Have you been putting in extra hours to help meet company goals? Have you been taking up more responsibilities since you started out? Have your company been benefiting from your contribution? If you have done any of the above, then it may be time to ask for a pay raise.
More often than not, people feel uncomfortable bringing this up with their bosses or supervisors. But there are a few ways that can make it easier for you to negotiate a pay raise with your boss.
Conduct Your Research On The Market Salaries And Make Salary Comparison
One way to be able to make your case strong is by knowing your worth and by knowing how much you want to ask for. Your boss will appreciate that you have done the necessary preparations.
Make A List Of Your Contributions And Achievements
If you want to ask for a higher salary, you would need to prove your worth. List down all the contributions that you have done for the company. If possible, show your boss how much you have saved the company from spending or how much you have increased company sales due to your efficiency.
Propose A List Of Accomplishments Your New Negotiated Salary Will Allow You To Do
List down what you can achieve in the next 6 to 12 months. Show your boss what problems you would be able to solve and what contributions you can further make. Be prepared to explain potential accomplishments that you can provide.
Take Negotiating Benefits And Perks Into Consideration
Sometimes, a raise may not always necessarily be in monetary form.
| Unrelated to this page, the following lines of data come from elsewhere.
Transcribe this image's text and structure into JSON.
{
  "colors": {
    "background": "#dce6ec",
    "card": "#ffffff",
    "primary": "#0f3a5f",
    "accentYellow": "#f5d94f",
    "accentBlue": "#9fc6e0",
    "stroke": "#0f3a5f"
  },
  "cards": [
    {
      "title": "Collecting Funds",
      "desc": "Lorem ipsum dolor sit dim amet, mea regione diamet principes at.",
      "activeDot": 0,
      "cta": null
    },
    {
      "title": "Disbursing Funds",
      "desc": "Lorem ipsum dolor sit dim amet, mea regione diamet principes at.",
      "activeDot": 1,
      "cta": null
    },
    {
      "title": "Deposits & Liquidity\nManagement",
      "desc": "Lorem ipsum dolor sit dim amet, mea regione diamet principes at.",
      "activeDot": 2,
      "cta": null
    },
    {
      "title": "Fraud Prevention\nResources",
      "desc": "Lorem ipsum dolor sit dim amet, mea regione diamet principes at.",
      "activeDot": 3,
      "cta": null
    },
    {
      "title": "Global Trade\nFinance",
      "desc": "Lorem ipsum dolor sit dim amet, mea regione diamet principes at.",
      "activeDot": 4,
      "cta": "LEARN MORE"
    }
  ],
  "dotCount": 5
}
Consider negotiating the benefits that you receive from the company. You can consider talking about more vacations, flexible hours, a more prestigious title, or even for the company to allow you to participate in professional conferences.
Timing Is Important
Negotiating for a raise is a slightly sensitive topic so timing is very important. You would want to do it after you have successfully closed a deal or completed a project or even after you have taken more responsibilities. You want your boss to notice your results and remember you as an asset. Thus, waiting for the right moment is equally important.
So what if your boss says ‘no’? Try to find out if this is temporary and if there’s a possibility of a pay raise in the future. You can also try to negotiate for a better job title as the change in job description can help your chances to negotiate for better pay in the future. Find out what it will take for you to get a pay raise, and then do it. However, if your boss still continuously says ‘no’, and you have continuously been performing well, then perhaps it’s time for you to do some serious thinking. Because who wants to work for a boss that doesn’t know how to appreciate, right?